TASK TO CARRY OUT:
Once the pictures are removed, reproduce what is left of the data below exactly.

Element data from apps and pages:
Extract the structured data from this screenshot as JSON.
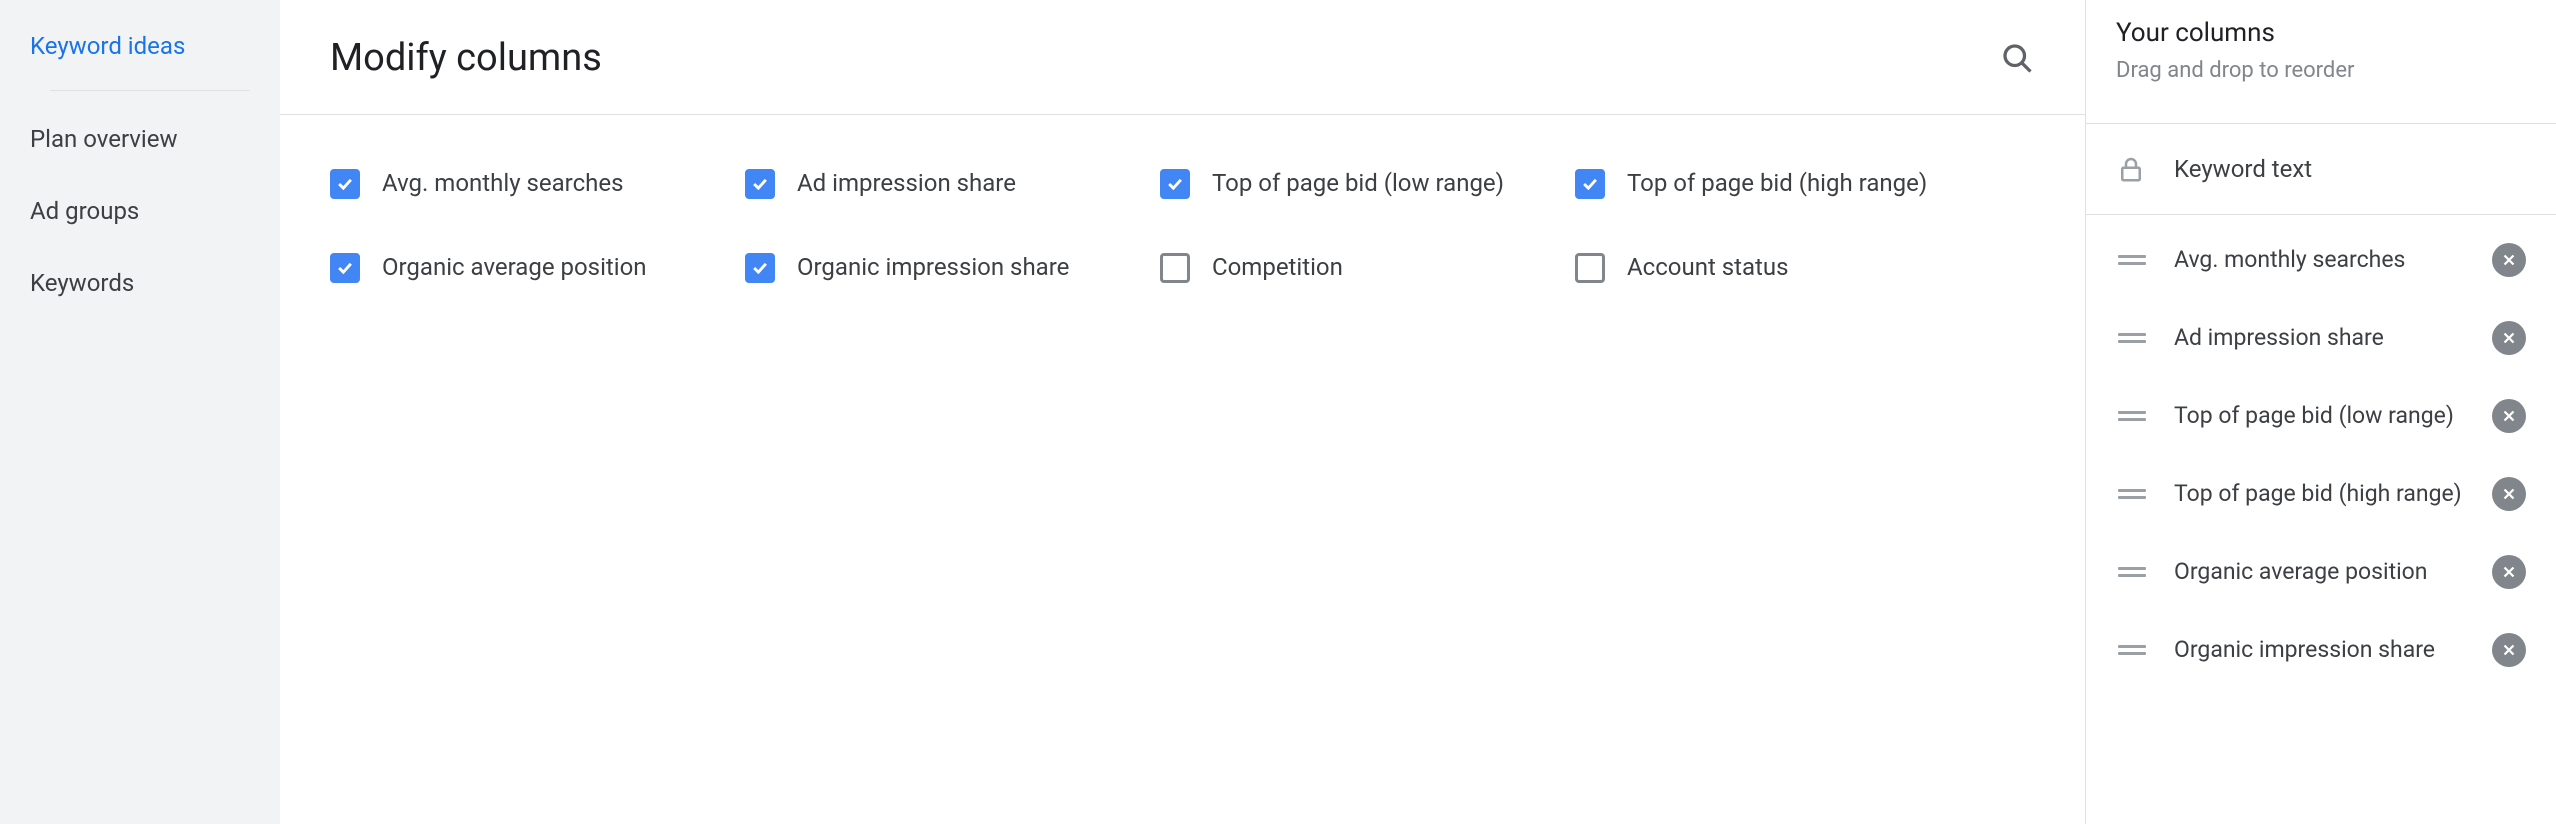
{
  "sidebar": {
    "items": [
      {
        "label": "Keyword ideas",
        "active": true
      },
      {
        "label": "Plan overview",
        "active": false
      },
      {
        "label": "Ad groups",
        "active": false
      },
      {
        "label": "Keywords",
        "active": false
      }
    ]
  },
  "main": {
    "title": "Modify columns",
    "options": [
      {
        "label": "Avg. monthly searches",
        "checked": true
      },
      {
        "label": "Ad impression share",
        "checked": true
      },
      {
        "label": "Top of page bid (low range)",
        "checked": true
      },
      {
        "label": "Top of page bid (high range)",
        "checked": true
      },
      {
        "label": "Organic average position",
        "checked": true
      },
      {
        "label": "Organic impression share",
        "checked": true
      },
      {
        "label": "Competition",
        "checked": false
      },
      {
        "label": "Account status",
        "checked": false
      }
    ]
  },
  "rightPanel": {
    "title": "Your columns",
    "subtitle": "Drag and drop to reorder",
    "locked": {
      "label": "Keyword text"
    },
    "items": [
      {
        "label": "Avg. monthly searches"
      },
      {
        "label": "Ad impression share"
      },
      {
        "label": "Top of page bid (low range)"
      },
      {
        "label": "Top of page bid (high range)"
      },
      {
        "label": "Organic average position"
      },
      {
        "label": "Organic impression share"
      }
    ]
  }
}
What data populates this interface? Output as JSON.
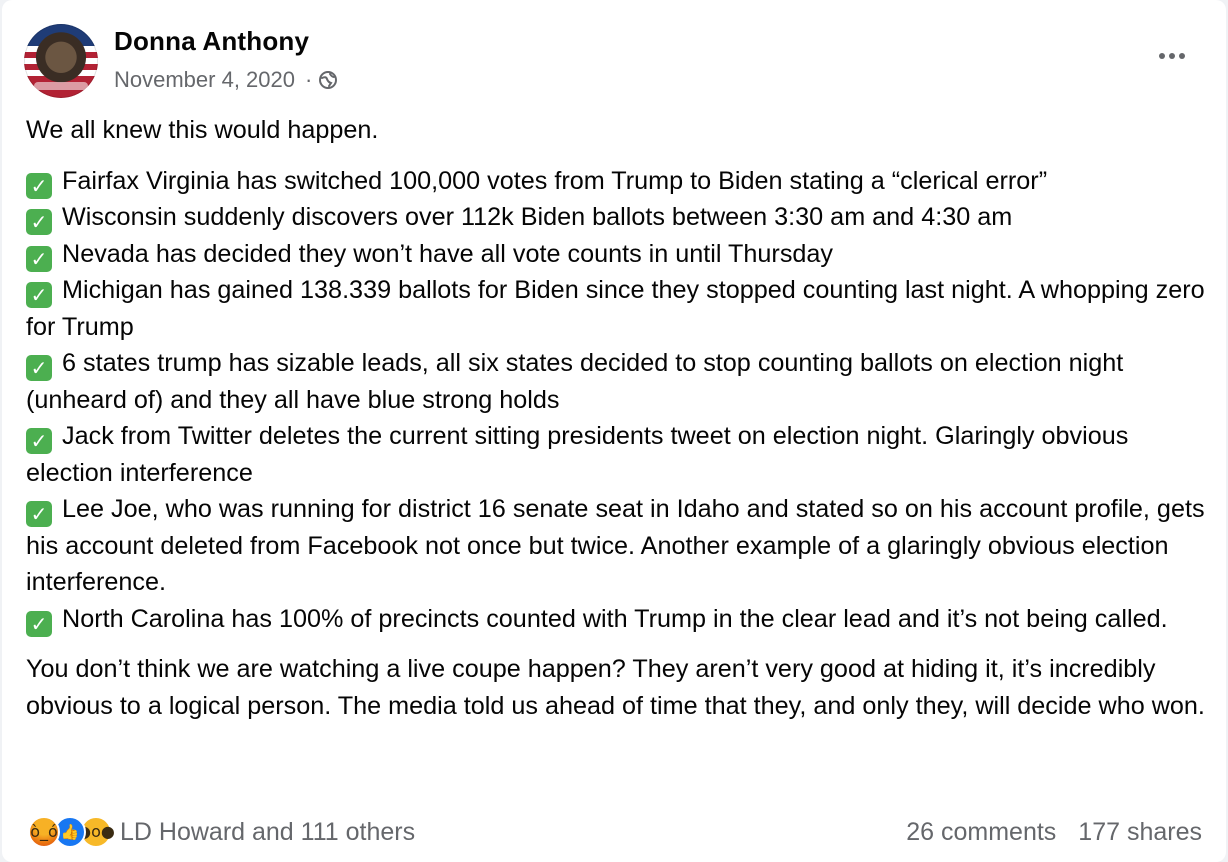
{
  "post": {
    "author": "Donna Anthony",
    "date": "November 4, 2020",
    "date_separator": "·",
    "privacy_icon": "globe-icon",
    "more_icon": "more-options-icon"
  },
  "content": {
    "intro": "We all knew this would happen.",
    "bullets": [
      {
        "icon": "check-mark-icon",
        "text": "Fairfax Virginia has switched 100,000 votes from Trump to Biden stating a “clerical error”"
      },
      {
        "icon": "check-mark-icon",
        "text": "Wisconsin suddenly discovers over 112k Biden ballots between 3:30 am and 4:30 am"
      },
      {
        "icon": "check-mark-icon",
        "text": "Nevada has decided they won’t have all vote counts in until Thursday"
      },
      {
        "icon": "check-mark-icon",
        "text": "Michigan has gained 138.339 ballots for Biden since they stopped counting last night. A whopping zero for Trump"
      },
      {
        "icon": "check-mark-icon",
        "text": "6 states trump has sizable leads, all six states decided to stop counting ballots on election night (unheard of) and they all have blue strong holds"
      },
      {
        "icon": "check-mark-icon",
        "text": "Jack from Twitter deletes the current sitting presidents tweet on election night. Glaringly obvious election interference"
      },
      {
        "icon": "check-mark-icon",
        "text": "Lee Joe, who was running for district 16 senate seat in Idaho and stated so on his account profile, gets his account deleted from Facebook not once but twice. Another example of a glaringly obvious election interference."
      },
      {
        "icon": "check-mark-icon",
        "text": "North Carolina has 100% of precincts counted with Trump in the clear lead and it’s not being called."
      }
    ],
    "closing": "You don’t think we are watching a live coupe happen? They aren’t very good at hiding it, it’s incredibly obvious to a logical person. The media told us ahead of time that they, and only they, will decide who won."
  },
  "footer": {
    "reactions": [
      "angry-reaction-icon",
      "like-reaction-icon",
      "wow-reaction-icon"
    ],
    "reactors": "LD Howard and 111 others",
    "comments": "26 comments",
    "shares": "177 shares"
  },
  "colors": {
    "background": "#f0f2f5",
    "card": "#ffffff",
    "text": "#050505",
    "secondary_text": "#65676b",
    "check": "#4caf50",
    "like": "#1877f2"
  }
}
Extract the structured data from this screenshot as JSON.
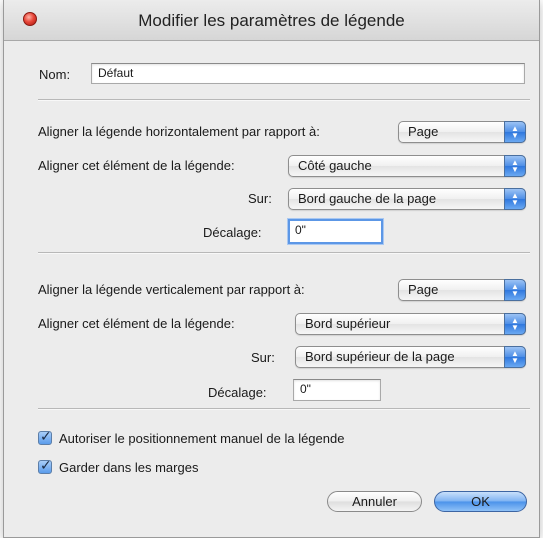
{
  "window": {
    "title": "Modifier les paramètres de légende"
  },
  "name": {
    "label": "Nom:",
    "value": "Défaut"
  },
  "horizontal": {
    "align_label": "Aligner la légende horizontalement par rapport à:",
    "align_value": "Page",
    "element_label": "Aligner cet élément de la légende:",
    "element_value": "Côté gauche",
    "on_label": "Sur:",
    "on_value": "Bord gauche de la page",
    "offset_label": "Décalage:",
    "offset_value": "0\""
  },
  "vertical": {
    "align_label": "Aligner la légende verticalement par rapport à:",
    "align_value": "Page",
    "element_label": "Aligner cet élément de la légende:",
    "element_value": "Bord supérieur",
    "on_label": "Sur:",
    "on_value": "Bord supérieur de la page",
    "offset_label": "Décalage:",
    "offset_value": "0\""
  },
  "options": {
    "manual_positioning": {
      "label": "Autoriser le positionnement manuel de la légende",
      "checked": true
    },
    "keep_in_margins": {
      "label": "Garder dans les marges",
      "checked": true
    }
  },
  "buttons": {
    "cancel": "Annuler",
    "ok": "OK"
  },
  "icons": {
    "close": "close-icon",
    "popup_arrows": "chevron-updown-icon",
    "check": "checkmark-icon"
  },
  "colors": {
    "accent": "#4d8ee6",
    "close": "#e8473a"
  }
}
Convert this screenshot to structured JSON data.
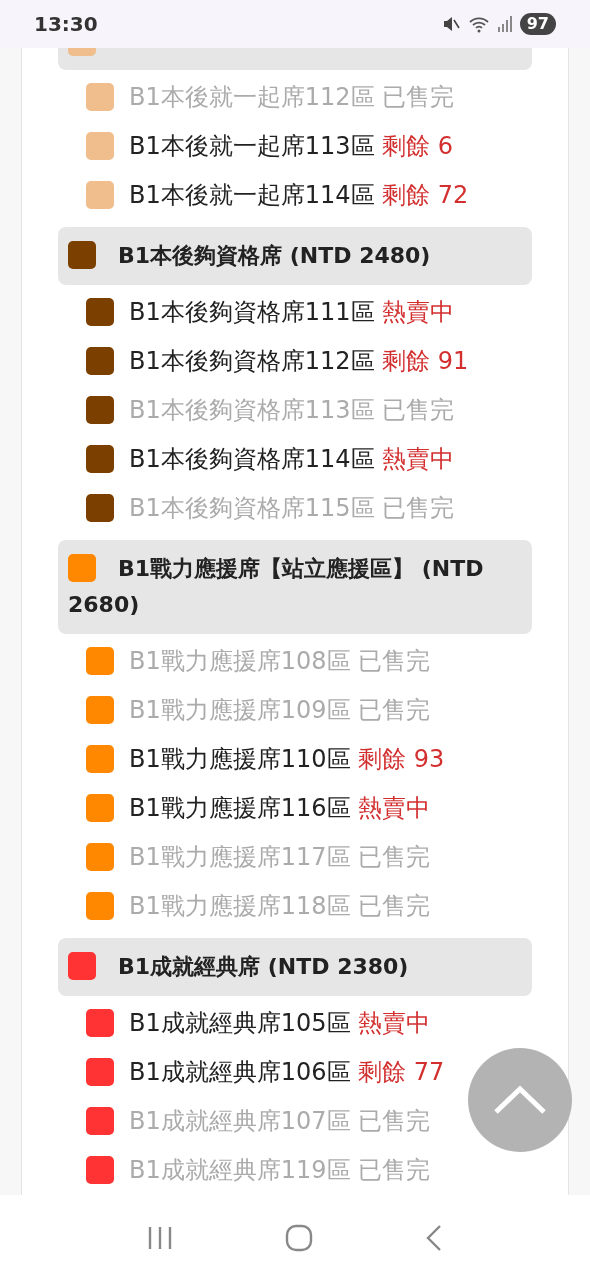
{
  "status_bar": {
    "time": "13:30",
    "battery": "97"
  },
  "groups": [
    {
      "color": "#f0bd8c",
      "items": [
        {
          "name": "B1本後就一起席112區",
          "status": "已售完",
          "available": false
        },
        {
          "name": "B1本後就一起席113區",
          "status": "剩餘 6",
          "available": true
        },
        {
          "name": "B1本後就一起席114區",
          "status": "剩餘 72",
          "available": true
        }
      ]
    },
    {
      "title": "B1本後夠資格席 (NTD 2480)",
      "color": "#7b3f00",
      "items": [
        {
          "name": "B1本後夠資格席111區",
          "status": "熱賣中",
          "available": true
        },
        {
          "name": "B1本後夠資格席112區",
          "status": "剩餘 91",
          "available": true
        },
        {
          "name": "B1本後夠資格席113區",
          "status": "已售完",
          "available": false
        },
        {
          "name": "B1本後夠資格席114區",
          "status": "熱賣中",
          "available": true
        },
        {
          "name": "B1本後夠資格席115區",
          "status": "已售完",
          "available": false
        }
      ]
    },
    {
      "title": "B1戰力應援席【站立應援區】 (NTD 2680)",
      "color": "#ff8800",
      "items": [
        {
          "name": "B1戰力應援席108區",
          "status": "已售完",
          "available": false
        },
        {
          "name": "B1戰力應援席109區",
          "status": "已售完",
          "available": false
        },
        {
          "name": "B1戰力應援席110區",
          "status": "剩餘 93",
          "available": true
        },
        {
          "name": "B1戰力應援席116區",
          "status": "熱賣中",
          "available": true
        },
        {
          "name": "B1戰力應援席117區",
          "status": "已售完",
          "available": false
        },
        {
          "name": "B1戰力應援席118區",
          "status": "已售完",
          "available": false
        }
      ]
    },
    {
      "title": "B1成就經典席 (NTD 2380)",
      "color": "#ff3333",
      "items": [
        {
          "name": "B1成就經典席105區",
          "status": "熱賣中",
          "available": true
        },
        {
          "name": "B1成就經典席106區",
          "status": "剩餘 77",
          "available": true
        },
        {
          "name": "B1成就經典席107區",
          "status": "已售完",
          "available": false
        },
        {
          "name": "B1成就經典席119區",
          "status": "已售完",
          "available": false
        }
      ]
    }
  ]
}
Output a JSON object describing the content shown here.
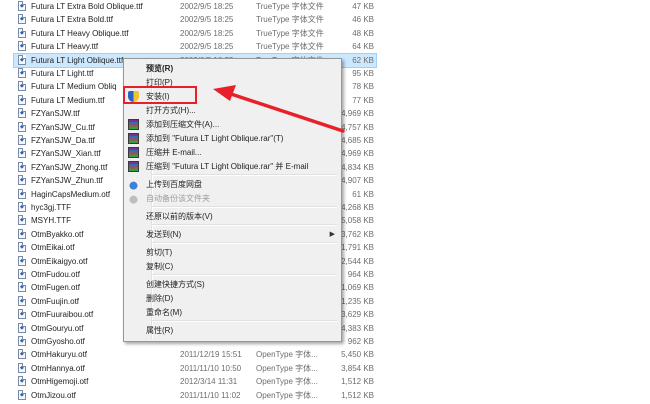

EXERCISE OUTPUT:
Extract the structured data from this screenshot as JSON.
{
  "sidebar": {
    "items": [
      {
        "label": "Keyword ideas",
        "active": true
      },
      {
        "label": "Plan overview",
        "active": false
      },
      {
        "label": "Ad groups",
        "active": false
      },
      {
        "label": "Keywords",
        "active": false
      }
    ]
  },
  "main": {
    "title": "Modify columns",
    "options": [
      {
        "label": "Avg. monthly searches",
        "checked": true
      },
      {
        "label": "Ad impression share",
        "checked": true
      },
      {
        "label": "Top of page bid (low range)",
        "checked": true
      },
      {
        "label": "Top of page bid (high range)",
        "checked": true
      },
      {
        "label": "Organic average position",
        "checked": true
      },
      {
        "label": "Organic impression share",
        "checked": true
      },
      {
        "label": "Competition",
        "checked": false
      },
      {
        "label": "Account status",
        "checked": false
      }
    ]
  },
  "rightPanel": {
    "title": "Your columns",
    "subtitle": "Drag and drop to reorder",
    "locked": {
      "label": "Keyword text"
    },
    "items": [
      {
        "label": "Avg. monthly searches"
      },
      {
        "label": "Ad impression share"
      },
      {
        "label": "Top of page bid (low range)"
      },
      {
        "label": "Top of page bid (high range)"
      },
      {
        "label": "Organic average position"
      },
      {
        "label": "Organic impression share"
      }
    ]
  }
}
What data populates this interface? Output as JSON.
{
  "post": {
    "author": "Donna Anthony",
    "date": "November 4, 2020",
    "date_separator": "·",
    "privacy_icon": "globe-icon",
    "more_icon": "more-options-icon"
  },
  "content": {
    "intro": "We all knew this would happen.",
    "bullets": [
      {
        "icon": "check-mark-icon",
        "text": "Fairfax Virginia has switched 100,000 votes from Trump to Biden stating a “clerical error”"
      },
      {
        "icon": "check-mark-icon",
        "text": "Wisconsin suddenly discovers over 112k Biden ballots between 3:30 am and 4:30 am"
      },
      {
        "icon": "check-mark-icon",
        "text": "Nevada has decided they won’t have all vote counts in until Thursday"
      },
      {
        "icon": "check-mark-icon",
        "text": "Michigan has gained 138.339 ballots for Biden since they stopped counting last night. A whopping zero for Trump"
      },
      {
        "icon": "check-mark-icon",
        "text": "6 states trump has sizable leads, all six states decided to stop counting ballots on election night (unheard of) and they all have blue strong holds"
      },
      {
        "icon": "check-mark-icon",
        "text": "Jack from Twitter deletes the current sitting presidents tweet on election night. Glaringly obvious election interference"
      },
      {
        "icon": "check-mark-icon",
        "text": "Lee Joe, who was running for district 16 senate seat in Idaho and stated so on his account profile, gets his account deleted from Facebook not once but twice. Another example of a glaringly obvious election interference."
      },
      {
        "icon": "check-mark-icon",
        "text": "North Carolina has 100% of precincts counted with Trump in the clear lead and it’s not being called."
      }
    ],
    "closing": "You don’t think we are watching a live coupe happen? They aren’t very good at hiding it, it’s incredibly obvious to a logical person. The media told us ahead of time that they, and only they, will decide who won."
  },
  "footer": {
    "reactions": [
      "angry-reaction-icon",
      "like-reaction-icon",
      "wow-reaction-icon"
    ],
    "reactors": "LD Howard and 111 others",
    "comments": "26 comments",
    "shares": "177 shares"
  },
  "colors": {
    "background": "#f0f2f5",
    "card": "#ffffff",
    "text": "#050505",
    "secondary_text": "#65676b",
    "check": "#4caf50",
    "like": "#1877f2"
  }
}
Extract the structured data from this screenshot as JSON.
{
  "window": {
    "title": "Modifier les paramètres de légende"
  },
  "name": {
    "label": "Nom:",
    "value": "Défaut"
  },
  "horizontal": {
    "align_label": "Aligner la légende horizontalement par rapport à:",
    "align_value": "Page",
    "element_label": "Aligner cet élément de la légende:",
    "element_value": "Côté gauche",
    "on_label": "Sur:",
    "on_value": "Bord gauche de la page",
    "offset_label": "Décalage:",
    "offset_value": "0\""
  },
  "vertical": {
    "align_label": "Aligner la légende verticalement par rapport à:",
    "align_value": "Page",
    "element_label": "Aligner cet élément de la légende:",
    "element_value": "Bord supérieur",
    "on_label": "Sur:",
    "on_value": "Bord supérieur de la page",
    "offset_label": "Décalage:",
    "offset_value": "0\""
  },
  "options": {
    "manual_positioning": {
      "label": "Autoriser le positionnement manuel de la légende",
      "checked": true
    },
    "keep_in_margins": {
      "label": "Garder dans les marges",
      "checked": true
    }
  },
  "buttons": {
    "cancel": "Annuler",
    "ok": "OK"
  },
  "icons": {
    "close": "close-icon",
    "popup_arrows": "chevron-updown-icon",
    "check": "checkmark-icon"
  },
  "colors": {
    "accent": "#4d8ee6",
    "close": "#e8473a"
  }
}
Convert this screenshot to structured JSON data.
{
  "status_bar": {
    "time": "13:30",
    "battery": "97"
  },
  "groups": [
    {
      "color": "#f0bd8c",
      "items": [
        {
          "name": "B1本後就一起席112區",
          "status": "已售完",
          "available": false
        },
        {
          "name": "B1本後就一起席113區",
          "status": "剩餘 6",
          "available": true
        },
        {
          "name": "B1本後就一起席114區",
          "status": "剩餘 72",
          "available": true
        }
      ]
    },
    {
      "title": "B1本後夠資格席 (NTD 2480)",
      "color": "#7b3f00",
      "items": [
        {
          "name": "B1本後夠資格席111區",
          "status": "熱賣中",
          "available": true
        },
        {
          "name": "B1本後夠資格席112區",
          "status": "剩餘 91",
          "available": true
        },
        {
          "name": "B1本後夠資格席113區",
          "status": "已售完",
          "available": false
        },
        {
          "name": "B1本後夠資格席114區",
          "status": "熱賣中",
          "available": true
        },
        {
          "name": "B1本後夠資格席115區",
          "status": "已售完",
          "available": false
        }
      ]
    },
    {
      "title": "B1戰力應援席【站立應援區】 (NTD 2680)",
      "color": "#ff8800",
      "items": [
        {
          "name": "B1戰力應援席108區",
          "status": "已售完",
          "available": false
        },
        {
          "name": "B1戰力應援席109區",
          "status": "已售完",
          "available": false
        },
        {
          "name": "B1戰力應援席110區",
          "status": "剩餘 93",
          "available": true
        },
        {
          "name": "B1戰力應援席116區",
          "status": "熱賣中",
          "available": true
        },
        {
          "name": "B1戰力應援席117區",
          "status": "已售完",
          "available": false
        },
        {
          "name": "B1戰力應援席118區",
          "status": "已售完",
          "available": false
        }
      ]
    },
    {
      "title": "B1成就經典席 (NTD 2380)",
      "color": "#ff3333",
      "items": [
        {
          "name": "B1成就經典席105區",
          "status": "熱賣中",
          "available": true
        },
        {
          "name": "B1成就經典席106區",
          "status": "剩餘 77",
          "available": true
        },
        {
          "name": "B1成就經典席107區",
          "status": "已售完",
          "available": false
        },
        {
          "name": "B1成就經典席119區",
          "status": "已售完",
          "available": false
        }
      ]
    }
  ]
}
Output a JSON object describing the content shown here.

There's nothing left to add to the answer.